WHAT TO DO →
State how many lines of the entries hold the string "selector", and output nothing but that count.

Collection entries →
_ _ _ _ _

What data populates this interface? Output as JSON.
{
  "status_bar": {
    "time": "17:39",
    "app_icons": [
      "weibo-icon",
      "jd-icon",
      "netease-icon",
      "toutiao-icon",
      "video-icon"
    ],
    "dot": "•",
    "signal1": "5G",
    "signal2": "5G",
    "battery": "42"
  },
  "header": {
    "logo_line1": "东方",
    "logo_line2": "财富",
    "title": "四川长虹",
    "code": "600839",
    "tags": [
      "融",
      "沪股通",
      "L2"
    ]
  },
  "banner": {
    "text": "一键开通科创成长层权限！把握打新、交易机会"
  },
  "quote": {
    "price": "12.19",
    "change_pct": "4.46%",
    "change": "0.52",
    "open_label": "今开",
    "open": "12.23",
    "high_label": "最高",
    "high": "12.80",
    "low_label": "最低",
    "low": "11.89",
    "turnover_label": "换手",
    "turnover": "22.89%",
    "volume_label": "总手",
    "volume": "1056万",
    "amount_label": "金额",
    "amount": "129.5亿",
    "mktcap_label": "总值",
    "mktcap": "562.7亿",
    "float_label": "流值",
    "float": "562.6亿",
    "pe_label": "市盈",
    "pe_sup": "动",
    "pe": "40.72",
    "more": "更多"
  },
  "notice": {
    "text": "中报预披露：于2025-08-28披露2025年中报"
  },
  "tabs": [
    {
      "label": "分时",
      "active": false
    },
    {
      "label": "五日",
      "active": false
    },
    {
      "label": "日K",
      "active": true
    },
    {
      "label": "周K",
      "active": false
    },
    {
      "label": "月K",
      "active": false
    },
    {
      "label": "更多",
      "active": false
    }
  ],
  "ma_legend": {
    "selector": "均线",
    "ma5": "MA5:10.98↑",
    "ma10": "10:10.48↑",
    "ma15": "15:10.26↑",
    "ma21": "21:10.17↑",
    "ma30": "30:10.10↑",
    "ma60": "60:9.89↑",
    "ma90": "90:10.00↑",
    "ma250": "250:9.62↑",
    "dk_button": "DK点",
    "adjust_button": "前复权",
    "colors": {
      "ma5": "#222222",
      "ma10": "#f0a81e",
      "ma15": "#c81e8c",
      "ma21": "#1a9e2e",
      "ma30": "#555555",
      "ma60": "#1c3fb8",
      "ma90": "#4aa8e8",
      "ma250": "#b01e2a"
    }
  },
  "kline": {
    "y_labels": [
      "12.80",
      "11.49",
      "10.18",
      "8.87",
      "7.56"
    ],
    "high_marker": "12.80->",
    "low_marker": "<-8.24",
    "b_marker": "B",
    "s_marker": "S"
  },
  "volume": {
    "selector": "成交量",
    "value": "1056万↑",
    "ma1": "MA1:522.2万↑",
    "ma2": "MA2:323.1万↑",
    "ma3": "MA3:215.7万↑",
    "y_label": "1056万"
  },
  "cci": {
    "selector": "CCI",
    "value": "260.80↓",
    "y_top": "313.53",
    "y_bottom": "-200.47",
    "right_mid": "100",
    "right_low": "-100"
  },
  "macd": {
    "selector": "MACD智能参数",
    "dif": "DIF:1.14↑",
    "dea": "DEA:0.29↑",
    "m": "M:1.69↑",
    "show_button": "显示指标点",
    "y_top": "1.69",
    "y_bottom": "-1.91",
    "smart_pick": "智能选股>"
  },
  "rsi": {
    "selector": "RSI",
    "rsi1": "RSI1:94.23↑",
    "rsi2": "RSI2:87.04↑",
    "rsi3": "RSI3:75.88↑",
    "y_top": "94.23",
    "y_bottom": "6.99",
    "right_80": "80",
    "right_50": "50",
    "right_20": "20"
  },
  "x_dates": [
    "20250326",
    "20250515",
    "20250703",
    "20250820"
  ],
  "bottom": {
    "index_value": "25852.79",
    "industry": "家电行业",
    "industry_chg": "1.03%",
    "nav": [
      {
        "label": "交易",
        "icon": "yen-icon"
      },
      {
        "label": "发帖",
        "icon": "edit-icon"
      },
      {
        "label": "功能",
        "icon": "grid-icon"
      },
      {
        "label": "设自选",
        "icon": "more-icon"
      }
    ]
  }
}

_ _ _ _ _

RESPONSE TO THE TASK →
5